Written by Zhang Hongyi and Yeh Sho-Heng
It would be nice for Jaycee Chan to not be held to such an absurdly high standard. The problem is, he has his father’s nose: that daft proboscis which, each time it was broken and re-broken, more deeply signified Jackie Chan’s status as the clown prince of kung fu. Jackie Chan’s films set a near-impossible standard to meet, but worse, Jaycee’s new film Double Trouble (which the elder Chan was not connected with in any way) doesn’t meet the standards set by any good film.
Jaycee Chan plays a Taiwanese security guard who is assigned to protect a priceless painting, but due to a chance encounter with a visiting Chinese tourist (Xia Yu) the painting is lost anyway. Chan ends up chasing the painting with Yu in tow, thinking him a possible culprit; as the title suggests, this is a buddy film. But is this a buddy comedy or a buddy action film? The answer seems to be, “neither.”

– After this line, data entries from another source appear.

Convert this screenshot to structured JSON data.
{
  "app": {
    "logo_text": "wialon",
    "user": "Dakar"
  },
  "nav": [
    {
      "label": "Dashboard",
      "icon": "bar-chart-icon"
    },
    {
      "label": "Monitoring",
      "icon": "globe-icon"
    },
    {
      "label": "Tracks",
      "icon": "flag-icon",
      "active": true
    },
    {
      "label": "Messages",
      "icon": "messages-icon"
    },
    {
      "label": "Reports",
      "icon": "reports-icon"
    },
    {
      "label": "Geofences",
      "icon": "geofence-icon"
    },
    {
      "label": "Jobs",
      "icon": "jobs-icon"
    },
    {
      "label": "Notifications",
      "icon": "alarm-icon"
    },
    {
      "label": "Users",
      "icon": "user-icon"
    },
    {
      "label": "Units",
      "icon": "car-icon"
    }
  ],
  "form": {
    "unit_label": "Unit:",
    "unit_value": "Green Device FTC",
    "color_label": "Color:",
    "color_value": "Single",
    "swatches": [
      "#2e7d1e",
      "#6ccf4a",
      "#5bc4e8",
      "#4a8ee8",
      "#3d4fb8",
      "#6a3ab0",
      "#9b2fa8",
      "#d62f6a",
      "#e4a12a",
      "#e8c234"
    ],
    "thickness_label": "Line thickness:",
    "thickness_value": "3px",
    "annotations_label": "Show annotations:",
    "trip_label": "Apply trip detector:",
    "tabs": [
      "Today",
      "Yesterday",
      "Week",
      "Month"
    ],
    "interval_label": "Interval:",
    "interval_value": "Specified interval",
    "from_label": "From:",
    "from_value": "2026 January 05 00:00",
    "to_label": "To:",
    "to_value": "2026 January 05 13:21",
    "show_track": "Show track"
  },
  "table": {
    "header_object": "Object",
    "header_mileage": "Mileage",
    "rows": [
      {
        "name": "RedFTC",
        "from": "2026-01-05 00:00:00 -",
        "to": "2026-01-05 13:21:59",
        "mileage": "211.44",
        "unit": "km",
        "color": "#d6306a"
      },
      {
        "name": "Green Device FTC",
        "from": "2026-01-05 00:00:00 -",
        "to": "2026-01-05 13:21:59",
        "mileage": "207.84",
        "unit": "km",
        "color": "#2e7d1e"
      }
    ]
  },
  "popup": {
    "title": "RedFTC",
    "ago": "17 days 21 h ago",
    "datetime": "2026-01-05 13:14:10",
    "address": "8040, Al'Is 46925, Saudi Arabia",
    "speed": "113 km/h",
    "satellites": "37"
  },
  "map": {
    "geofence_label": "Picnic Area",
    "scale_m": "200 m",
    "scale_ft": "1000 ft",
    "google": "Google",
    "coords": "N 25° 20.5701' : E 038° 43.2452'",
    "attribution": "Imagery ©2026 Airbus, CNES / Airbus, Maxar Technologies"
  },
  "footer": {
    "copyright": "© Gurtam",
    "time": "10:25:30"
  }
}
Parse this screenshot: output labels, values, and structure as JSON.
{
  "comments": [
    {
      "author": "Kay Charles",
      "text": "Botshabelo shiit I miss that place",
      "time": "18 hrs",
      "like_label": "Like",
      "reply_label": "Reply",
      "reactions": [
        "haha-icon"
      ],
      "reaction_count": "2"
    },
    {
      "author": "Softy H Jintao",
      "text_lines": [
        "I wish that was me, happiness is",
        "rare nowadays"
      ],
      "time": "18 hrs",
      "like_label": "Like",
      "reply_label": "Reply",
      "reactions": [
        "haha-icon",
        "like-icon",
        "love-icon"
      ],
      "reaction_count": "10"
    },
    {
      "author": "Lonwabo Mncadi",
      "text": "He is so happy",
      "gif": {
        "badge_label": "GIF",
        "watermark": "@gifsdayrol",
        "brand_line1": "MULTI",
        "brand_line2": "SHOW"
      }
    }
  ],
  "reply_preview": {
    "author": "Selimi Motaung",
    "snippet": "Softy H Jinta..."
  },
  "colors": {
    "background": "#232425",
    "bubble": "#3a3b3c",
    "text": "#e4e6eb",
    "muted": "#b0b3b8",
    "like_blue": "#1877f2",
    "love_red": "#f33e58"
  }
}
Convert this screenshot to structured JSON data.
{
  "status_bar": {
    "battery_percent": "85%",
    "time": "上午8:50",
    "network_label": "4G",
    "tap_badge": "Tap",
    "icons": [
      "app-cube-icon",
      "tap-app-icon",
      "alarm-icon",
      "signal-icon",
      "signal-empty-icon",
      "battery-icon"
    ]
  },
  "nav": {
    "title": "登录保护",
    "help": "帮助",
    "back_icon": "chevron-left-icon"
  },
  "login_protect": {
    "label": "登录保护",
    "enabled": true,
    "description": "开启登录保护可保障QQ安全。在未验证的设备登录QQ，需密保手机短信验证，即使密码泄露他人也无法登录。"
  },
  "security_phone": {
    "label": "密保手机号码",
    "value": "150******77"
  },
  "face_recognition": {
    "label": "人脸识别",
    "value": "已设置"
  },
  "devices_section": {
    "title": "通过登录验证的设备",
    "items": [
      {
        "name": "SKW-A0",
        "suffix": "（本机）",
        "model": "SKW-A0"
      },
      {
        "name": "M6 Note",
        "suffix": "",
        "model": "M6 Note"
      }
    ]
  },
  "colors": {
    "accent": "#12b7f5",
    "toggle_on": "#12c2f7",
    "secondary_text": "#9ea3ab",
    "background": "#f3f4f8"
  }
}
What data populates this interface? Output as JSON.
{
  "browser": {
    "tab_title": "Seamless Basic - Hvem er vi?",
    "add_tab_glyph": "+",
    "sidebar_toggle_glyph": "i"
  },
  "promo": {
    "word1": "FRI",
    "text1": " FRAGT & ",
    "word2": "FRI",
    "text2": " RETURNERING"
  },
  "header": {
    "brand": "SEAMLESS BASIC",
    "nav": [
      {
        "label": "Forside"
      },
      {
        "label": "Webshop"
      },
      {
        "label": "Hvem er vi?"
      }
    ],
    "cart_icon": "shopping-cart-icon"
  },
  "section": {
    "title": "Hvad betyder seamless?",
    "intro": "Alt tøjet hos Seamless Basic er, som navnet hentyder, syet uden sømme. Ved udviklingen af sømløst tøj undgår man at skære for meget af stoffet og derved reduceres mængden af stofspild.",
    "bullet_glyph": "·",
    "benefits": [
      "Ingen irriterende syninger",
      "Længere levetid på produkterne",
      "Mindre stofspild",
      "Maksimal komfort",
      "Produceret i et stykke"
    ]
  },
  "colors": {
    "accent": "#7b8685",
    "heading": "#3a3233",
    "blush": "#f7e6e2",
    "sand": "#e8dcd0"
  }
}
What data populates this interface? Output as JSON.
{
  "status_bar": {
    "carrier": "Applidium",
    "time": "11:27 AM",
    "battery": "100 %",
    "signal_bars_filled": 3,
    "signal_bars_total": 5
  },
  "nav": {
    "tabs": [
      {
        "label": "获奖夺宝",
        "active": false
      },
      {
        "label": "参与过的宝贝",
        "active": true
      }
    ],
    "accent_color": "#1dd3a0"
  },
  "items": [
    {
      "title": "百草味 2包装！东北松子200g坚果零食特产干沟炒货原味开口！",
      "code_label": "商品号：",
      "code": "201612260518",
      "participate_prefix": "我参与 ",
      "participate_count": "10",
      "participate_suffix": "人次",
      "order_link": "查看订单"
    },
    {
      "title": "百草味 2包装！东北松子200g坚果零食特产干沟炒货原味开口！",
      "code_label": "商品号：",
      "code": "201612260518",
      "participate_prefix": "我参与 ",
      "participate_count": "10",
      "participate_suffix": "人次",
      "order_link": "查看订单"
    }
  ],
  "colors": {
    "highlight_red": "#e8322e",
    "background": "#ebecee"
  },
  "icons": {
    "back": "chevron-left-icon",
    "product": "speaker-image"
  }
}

The film starts with a brief action set piece intending to demonstrate the awesomeness of Chan’s character, but it is shockingly stingy with all subsequent excitement. There are just two other action sequences of any length in the 100-minute film: a car-on-bus chase and the big finale. Both of those are heavily aided by the digital erasure of obvious wires and support cables, making them harmless and completely unmemorable. The only other action in the picture is a lame running gag in which Chan is repeatedly hit in the groin.
The long gaps between action sequences are filled with something that is supposed to be comedy, but it doesn’t quite get there. Chan’s role is as the straight man, which is all wrong. When you have a funny nose, even if it comes from a father that you’d like to distinguish yourself from, you have to play the clown. There are some nice comedy ideas in the supporting cast – a Taiwanese gang whose members all sport 80s-style perms is worth a chuckle or two – but their scenes are stretched to interminable length as the one-note jokes are beaten to death and well beyond.
Moreover, there seems to be a general laziness in the storytelling of this film. At one point the heroes are in a church praying and a pair of shady-looking characters arrive to talk to them. Then the film cuts to an entirely different scene, the plot having advanced to the next step without explanation, and the shady characters are never seen again. That’s hardly the only example, just the most egregious one: this picture has enough nonsensical transitions to make Tommy Wiseau blush.
In some moments it seems that this film is actually trying to be a satire, to undercut the traditional Hong Kong action film tropes. But even if that were the case, Double Trouble should still try to be a good example of the thing it’s trying to satirize (a la Scream), and it isn’t. It is a flat, uninteresting, unentertaining failure.